Mighty, Mighty Construction Site
Sherri Duskey Rinker
Fans of the best-selling picture book Goodnight, Goodnight Construction Site will be delighted with the return of Excavator and his crew as they take on an even bigger job with the help of some new friends. Like its predecessor, Mighty, Mighty Construction Site features Rinker’s playful, rhyming text paired with Tom Lichtenheld’s vibrant illustrations. Unlike its predecessor, the flow of text on some pages is awkward and lacks the precise cadence found throughout the inaugural book. Still, parents will appreciate Mighty’s emphasis on hard work and cooperation, in a fun read-aloud for adults and children alike. (Ages 2-6)
Billy and Blaze
First published in the 1930s, Billy and Blaze launched a series of 11 related books about a little boy, his horse, and their many adventures together. In this first selection, Billy receives a horse for his birthday, and from the beginning they share a special relationship that leads them to try new things. Like the rest of the books in the series, the opening book features charming black-and-white sketches and simple text that makes it appealing either for family story hour or for young independent readers. (Ages 4-7)
Welcome to the Bed & Biscuit
This delightful early chapter book features a cast of talking animals who help Grampa Bender run an animal boardinghouse. Life is fairly predictable until Grampa brings home a mysterious bundle and begins spending all of his time caring for it. Ernest the pig, Gabby the mynah bird, and Milly the cat feel left out—and that’s when the trouble starts. A bit of mystery surrounds the plot in this series opener and provides a launching point to discuss jealousy and the unique value of each person in a family.

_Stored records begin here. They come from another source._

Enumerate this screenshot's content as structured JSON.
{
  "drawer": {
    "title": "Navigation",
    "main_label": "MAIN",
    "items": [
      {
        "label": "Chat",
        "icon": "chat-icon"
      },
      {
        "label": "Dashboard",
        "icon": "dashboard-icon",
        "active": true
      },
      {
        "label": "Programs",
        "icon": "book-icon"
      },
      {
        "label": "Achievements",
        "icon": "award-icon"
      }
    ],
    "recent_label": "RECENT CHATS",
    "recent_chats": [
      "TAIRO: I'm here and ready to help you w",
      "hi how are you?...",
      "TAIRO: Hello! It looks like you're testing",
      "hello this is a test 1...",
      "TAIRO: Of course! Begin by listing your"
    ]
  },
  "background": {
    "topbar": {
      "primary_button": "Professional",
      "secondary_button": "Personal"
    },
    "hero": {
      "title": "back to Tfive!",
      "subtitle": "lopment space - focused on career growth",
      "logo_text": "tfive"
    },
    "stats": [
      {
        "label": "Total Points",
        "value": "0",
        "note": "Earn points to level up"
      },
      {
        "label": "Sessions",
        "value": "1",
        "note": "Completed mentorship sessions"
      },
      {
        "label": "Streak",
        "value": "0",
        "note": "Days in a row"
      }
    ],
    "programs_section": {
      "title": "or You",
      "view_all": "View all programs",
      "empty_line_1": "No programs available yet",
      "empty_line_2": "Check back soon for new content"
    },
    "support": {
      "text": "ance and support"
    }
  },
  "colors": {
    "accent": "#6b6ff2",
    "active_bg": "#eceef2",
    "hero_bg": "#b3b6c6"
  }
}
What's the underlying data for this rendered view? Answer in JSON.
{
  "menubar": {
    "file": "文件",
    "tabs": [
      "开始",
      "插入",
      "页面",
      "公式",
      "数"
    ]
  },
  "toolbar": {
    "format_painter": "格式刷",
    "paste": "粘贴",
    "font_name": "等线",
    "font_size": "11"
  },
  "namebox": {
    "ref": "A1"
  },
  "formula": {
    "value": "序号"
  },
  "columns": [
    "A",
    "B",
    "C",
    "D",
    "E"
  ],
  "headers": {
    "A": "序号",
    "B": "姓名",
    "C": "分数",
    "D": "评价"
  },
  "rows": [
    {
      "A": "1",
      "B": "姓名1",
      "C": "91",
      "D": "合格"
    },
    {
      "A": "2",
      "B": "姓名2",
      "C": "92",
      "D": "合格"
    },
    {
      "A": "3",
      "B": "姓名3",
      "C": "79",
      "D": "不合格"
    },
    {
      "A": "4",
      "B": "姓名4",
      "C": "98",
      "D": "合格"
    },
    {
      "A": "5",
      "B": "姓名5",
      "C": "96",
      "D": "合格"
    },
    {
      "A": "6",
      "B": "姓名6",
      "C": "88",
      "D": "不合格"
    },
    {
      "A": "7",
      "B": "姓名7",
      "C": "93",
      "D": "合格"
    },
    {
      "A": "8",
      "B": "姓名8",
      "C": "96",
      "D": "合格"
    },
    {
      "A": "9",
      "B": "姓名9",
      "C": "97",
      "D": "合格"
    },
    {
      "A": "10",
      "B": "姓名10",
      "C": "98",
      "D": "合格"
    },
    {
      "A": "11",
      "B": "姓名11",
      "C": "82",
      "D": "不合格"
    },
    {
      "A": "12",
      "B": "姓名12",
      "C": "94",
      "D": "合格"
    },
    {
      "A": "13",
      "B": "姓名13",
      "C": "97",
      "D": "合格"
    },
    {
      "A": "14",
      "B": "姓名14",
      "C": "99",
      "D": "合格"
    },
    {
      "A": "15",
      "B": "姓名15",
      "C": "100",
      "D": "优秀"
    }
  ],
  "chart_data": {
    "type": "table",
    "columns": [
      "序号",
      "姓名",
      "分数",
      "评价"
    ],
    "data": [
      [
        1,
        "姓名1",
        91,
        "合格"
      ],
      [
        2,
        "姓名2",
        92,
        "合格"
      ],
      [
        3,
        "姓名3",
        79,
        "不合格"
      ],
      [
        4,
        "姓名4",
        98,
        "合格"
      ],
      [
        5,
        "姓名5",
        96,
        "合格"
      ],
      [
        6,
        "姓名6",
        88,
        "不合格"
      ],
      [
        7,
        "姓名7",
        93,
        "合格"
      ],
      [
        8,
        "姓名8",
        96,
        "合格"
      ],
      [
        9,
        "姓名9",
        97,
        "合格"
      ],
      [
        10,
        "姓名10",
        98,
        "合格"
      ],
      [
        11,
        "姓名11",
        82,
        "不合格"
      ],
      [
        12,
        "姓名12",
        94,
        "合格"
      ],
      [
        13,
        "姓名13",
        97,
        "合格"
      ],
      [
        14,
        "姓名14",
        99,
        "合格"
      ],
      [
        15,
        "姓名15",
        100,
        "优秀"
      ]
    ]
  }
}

Note: some minor name-calling parents may want to “edit” out when reading aloud. (Ages 5-9)
When fifth-grader August Pullman enrolls in mainstream school for the first time, all eyes are on his severe facial deformity. As “Auggie” navigates friends, enemies, and the struggle to be “normal,” the book tells his story from several characters’ perspectives and chronicles the transformation of an entire school. Although Wonder lacks a Biblical worldview, it portrays a strong family unit and opens the door to family discussions about courage, kindness, and how we are all “fearfully and wonderfully made.” Cautions: misuses of God’s name, crass language and humor, and challenging subject matter, including conversations about death. (Ages 12 and up)
Family time spent reading together builds strong bonds and literacy skills, but picking selections that will captivate everyone’s interest and mesh with family values can be a daunting and time-consuming task. That’s where homeschooling mother of six Sarah Mackenzie, author of Teaching from Rest, and her Read-Aloud Revival podcast can help.
Since the podcast’s launch in 2014, Mackenzie has recorded approximately 70 episodes featuring author interviews and commentary related to building a culture of reading in the home. In addition to her monthly picture book selections, her reviews of longer chapter books (both Christian and secular, classics and new releases) give parents of older children the tools they need to make wise read-aloud selections.
“As parents who long to make meaningful and lasting connections with our kids, we are competing with the noise of the entire world,” Mackenzie writes on her blog. “Reading aloud is indeed the single best and most impactful thing we can do with our kids today.” To learn more, visit www.amongstlovelythings.com. —K.C.